[Data extracted from a collection]
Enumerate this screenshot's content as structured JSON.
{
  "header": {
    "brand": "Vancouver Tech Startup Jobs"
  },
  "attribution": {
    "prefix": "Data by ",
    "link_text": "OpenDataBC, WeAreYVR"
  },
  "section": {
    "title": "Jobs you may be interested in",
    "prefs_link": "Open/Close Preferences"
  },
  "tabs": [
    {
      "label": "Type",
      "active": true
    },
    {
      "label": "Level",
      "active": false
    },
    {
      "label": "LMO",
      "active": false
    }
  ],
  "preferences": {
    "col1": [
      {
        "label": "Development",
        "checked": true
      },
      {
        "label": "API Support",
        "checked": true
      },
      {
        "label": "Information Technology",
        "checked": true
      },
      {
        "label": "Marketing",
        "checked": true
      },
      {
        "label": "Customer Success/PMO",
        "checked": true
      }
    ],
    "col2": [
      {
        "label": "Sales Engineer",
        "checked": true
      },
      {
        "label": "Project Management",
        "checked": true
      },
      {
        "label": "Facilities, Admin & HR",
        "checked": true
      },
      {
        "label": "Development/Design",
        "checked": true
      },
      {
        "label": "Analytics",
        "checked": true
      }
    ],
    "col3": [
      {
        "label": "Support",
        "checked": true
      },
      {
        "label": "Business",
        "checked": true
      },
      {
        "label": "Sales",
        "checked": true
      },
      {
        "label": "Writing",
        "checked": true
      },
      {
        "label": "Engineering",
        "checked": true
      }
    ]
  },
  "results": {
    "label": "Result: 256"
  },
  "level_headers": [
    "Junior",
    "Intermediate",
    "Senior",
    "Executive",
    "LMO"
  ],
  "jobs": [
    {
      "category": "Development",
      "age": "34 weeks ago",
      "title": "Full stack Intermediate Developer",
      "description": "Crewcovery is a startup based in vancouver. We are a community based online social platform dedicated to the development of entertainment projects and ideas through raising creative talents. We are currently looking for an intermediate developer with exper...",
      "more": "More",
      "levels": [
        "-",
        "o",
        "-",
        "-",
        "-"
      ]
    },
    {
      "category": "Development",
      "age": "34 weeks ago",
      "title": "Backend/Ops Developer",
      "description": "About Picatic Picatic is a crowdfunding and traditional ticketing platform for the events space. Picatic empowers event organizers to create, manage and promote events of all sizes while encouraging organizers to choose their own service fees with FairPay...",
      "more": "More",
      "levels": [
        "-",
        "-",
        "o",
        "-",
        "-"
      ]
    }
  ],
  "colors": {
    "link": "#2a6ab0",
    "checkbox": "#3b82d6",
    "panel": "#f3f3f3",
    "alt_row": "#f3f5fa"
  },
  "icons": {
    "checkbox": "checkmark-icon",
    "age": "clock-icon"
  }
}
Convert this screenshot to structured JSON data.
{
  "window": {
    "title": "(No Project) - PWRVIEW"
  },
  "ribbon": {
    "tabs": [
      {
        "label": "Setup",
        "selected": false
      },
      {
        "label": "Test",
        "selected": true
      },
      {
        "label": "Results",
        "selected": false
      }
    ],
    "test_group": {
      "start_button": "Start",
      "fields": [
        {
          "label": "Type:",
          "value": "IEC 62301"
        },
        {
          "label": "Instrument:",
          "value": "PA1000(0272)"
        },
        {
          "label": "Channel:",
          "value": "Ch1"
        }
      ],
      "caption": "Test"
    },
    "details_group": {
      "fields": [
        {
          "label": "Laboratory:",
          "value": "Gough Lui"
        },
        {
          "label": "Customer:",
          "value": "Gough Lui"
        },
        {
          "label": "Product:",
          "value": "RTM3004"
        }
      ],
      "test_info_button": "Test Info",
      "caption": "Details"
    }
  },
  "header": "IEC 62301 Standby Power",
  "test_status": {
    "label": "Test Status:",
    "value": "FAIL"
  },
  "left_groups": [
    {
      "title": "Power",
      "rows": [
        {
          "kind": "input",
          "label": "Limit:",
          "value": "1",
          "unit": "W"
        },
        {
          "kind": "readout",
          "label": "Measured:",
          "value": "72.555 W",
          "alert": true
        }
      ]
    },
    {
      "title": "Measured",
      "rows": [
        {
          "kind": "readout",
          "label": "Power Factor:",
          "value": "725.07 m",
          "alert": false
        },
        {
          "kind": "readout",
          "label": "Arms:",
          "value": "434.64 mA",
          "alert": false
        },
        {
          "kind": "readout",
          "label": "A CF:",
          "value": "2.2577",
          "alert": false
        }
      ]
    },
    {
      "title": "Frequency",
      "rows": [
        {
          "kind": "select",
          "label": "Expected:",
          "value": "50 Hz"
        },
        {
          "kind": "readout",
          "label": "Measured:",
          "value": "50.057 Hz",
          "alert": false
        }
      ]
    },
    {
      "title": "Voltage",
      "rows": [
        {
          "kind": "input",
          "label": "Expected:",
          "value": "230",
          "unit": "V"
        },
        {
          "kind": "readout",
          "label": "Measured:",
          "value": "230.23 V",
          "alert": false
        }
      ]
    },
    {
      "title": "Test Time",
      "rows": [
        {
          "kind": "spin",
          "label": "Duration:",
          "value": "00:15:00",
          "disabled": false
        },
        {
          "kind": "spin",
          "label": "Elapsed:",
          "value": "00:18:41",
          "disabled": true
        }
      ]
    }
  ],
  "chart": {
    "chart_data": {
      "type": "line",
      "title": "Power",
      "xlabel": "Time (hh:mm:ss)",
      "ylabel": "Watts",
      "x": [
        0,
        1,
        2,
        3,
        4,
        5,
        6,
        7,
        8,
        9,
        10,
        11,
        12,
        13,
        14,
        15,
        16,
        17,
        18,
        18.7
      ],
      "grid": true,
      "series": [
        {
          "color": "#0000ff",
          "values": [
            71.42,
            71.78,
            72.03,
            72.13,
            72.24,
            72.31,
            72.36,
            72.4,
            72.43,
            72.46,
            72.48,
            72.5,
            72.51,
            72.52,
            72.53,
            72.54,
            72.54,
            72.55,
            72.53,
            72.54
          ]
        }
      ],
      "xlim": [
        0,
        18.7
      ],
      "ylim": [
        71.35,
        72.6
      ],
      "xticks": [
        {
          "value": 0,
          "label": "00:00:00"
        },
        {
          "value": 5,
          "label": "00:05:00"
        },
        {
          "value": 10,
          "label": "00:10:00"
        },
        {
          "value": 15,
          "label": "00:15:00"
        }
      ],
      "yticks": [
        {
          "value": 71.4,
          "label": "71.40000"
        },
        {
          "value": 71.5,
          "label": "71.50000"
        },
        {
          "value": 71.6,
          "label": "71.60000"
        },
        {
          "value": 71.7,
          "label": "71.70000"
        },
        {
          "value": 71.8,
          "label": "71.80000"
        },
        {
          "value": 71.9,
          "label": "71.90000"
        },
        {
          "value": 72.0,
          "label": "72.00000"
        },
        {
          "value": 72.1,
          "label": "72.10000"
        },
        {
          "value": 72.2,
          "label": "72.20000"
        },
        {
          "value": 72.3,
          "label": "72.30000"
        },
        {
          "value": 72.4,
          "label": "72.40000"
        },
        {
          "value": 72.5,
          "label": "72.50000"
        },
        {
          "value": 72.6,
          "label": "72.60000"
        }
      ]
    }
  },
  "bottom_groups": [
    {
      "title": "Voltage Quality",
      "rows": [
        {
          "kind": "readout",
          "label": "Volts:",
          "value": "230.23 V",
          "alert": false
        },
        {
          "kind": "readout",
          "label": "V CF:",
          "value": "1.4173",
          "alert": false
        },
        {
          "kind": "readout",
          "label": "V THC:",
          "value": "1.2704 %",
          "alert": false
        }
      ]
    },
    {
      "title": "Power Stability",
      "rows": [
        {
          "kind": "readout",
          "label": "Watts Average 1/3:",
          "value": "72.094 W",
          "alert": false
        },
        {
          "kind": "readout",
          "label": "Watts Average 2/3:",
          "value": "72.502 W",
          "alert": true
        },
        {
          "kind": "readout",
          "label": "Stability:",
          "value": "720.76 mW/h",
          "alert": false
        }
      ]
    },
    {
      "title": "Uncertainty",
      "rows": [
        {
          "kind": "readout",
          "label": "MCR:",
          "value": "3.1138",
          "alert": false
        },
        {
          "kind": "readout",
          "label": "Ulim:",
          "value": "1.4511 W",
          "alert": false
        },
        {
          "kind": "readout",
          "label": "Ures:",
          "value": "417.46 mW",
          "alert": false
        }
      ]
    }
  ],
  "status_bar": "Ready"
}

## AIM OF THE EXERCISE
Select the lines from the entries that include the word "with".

## EXERCISE ANSWER
      "description": "Crewcovery is a startup based in vancouver. We are a community based online social platform dedicated to the development of entertainment projects and ideas through raising creative talents. We are currently looking for an intermediate developer with exper...",
      "description": "About Picatic Picatic is a crowdfunding and traditional ticketing platform for the events space. Picatic empowers event organizers to create, manage and promote events of all sizes while encouraging organizers to choose their own service fees with FairPay...",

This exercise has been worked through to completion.